WORK ORDER: Show each line of the records in which the word "στην" occurs.

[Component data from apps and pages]
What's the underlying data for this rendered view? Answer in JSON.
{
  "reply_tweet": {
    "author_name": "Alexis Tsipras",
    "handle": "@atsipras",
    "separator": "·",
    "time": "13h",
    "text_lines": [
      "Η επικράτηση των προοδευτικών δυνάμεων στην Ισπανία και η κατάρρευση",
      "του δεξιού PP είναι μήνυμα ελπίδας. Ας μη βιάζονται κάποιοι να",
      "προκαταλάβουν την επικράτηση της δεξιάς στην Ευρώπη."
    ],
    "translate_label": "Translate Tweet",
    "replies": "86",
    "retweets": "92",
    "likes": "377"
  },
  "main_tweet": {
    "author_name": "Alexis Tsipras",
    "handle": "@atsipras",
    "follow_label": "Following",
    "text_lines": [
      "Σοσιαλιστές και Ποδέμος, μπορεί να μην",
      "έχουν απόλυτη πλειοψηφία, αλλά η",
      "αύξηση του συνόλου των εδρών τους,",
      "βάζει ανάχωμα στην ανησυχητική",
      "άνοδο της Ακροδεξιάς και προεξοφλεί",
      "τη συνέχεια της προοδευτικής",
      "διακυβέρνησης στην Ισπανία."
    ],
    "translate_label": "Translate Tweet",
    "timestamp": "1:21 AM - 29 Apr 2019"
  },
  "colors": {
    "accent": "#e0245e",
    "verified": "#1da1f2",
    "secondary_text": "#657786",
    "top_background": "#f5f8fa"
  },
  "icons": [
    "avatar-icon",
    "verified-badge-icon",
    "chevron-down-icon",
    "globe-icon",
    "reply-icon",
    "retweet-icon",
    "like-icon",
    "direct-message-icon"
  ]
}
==
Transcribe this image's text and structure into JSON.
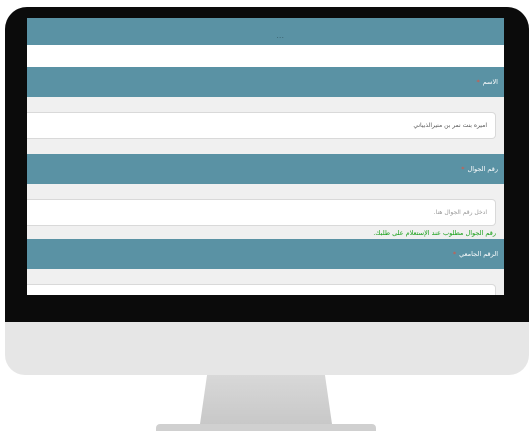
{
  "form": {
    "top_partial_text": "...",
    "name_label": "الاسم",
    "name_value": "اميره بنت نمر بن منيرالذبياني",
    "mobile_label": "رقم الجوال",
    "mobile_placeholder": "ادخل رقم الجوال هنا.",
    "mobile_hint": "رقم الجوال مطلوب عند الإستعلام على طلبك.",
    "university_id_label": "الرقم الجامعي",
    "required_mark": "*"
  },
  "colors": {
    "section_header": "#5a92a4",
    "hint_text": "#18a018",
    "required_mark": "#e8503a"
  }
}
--
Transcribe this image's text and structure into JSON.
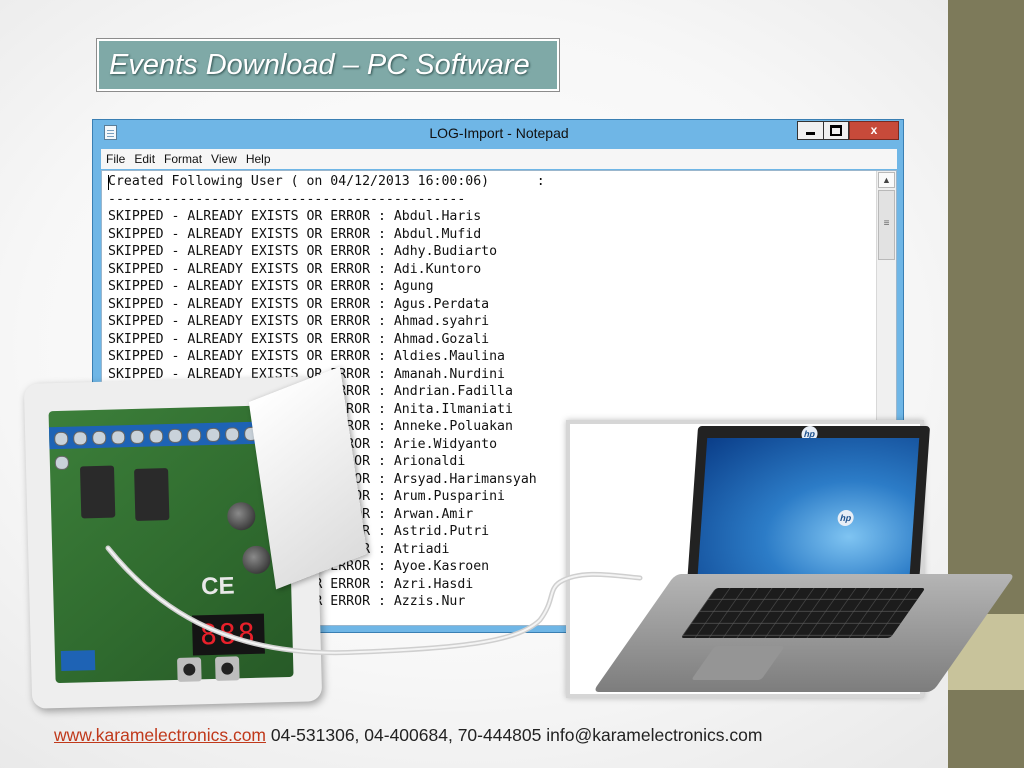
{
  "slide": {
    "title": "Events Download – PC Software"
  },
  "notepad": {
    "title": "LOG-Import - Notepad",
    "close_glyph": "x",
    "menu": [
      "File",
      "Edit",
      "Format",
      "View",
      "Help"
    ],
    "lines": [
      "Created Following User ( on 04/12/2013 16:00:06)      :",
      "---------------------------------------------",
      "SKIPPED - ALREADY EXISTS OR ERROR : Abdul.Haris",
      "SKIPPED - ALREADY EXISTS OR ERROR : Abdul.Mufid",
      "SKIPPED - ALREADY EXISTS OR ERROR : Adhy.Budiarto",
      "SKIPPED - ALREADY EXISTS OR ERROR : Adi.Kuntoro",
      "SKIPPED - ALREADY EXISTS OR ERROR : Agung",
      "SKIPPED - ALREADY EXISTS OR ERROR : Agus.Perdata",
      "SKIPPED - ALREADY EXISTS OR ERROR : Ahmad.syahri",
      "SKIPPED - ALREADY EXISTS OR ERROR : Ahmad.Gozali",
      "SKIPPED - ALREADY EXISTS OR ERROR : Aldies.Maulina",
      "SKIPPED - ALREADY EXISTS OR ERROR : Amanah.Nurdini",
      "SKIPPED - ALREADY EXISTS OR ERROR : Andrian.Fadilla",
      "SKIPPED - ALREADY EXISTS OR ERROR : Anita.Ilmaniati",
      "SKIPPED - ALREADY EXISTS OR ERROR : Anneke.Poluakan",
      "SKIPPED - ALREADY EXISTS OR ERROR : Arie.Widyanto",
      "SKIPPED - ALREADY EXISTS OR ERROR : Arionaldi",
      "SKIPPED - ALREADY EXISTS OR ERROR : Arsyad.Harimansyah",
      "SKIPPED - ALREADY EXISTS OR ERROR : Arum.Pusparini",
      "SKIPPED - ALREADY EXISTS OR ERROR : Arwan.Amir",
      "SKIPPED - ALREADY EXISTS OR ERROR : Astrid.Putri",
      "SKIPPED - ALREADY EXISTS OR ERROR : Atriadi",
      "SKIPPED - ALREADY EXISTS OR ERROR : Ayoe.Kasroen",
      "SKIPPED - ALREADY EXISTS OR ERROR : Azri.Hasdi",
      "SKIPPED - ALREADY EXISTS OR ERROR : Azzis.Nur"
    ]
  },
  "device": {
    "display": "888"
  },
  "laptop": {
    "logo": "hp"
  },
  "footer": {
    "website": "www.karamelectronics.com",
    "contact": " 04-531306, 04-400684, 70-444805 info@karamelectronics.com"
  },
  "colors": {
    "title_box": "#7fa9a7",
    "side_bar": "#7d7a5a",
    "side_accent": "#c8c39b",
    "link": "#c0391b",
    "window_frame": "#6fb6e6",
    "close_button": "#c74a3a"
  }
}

WRITTEN RESPONSE:
      "Η επικράτηση των προοδευτικών δυνάμεων στην Ισπανία και η κατάρρευση",
      "προκαταλάβουν την επικράτηση της δεξιάς στην Ευρώπη."
      "βάζει ανάχωμα στην ανησυχητική",
      "διακυβέρνησης στην Ισπανία."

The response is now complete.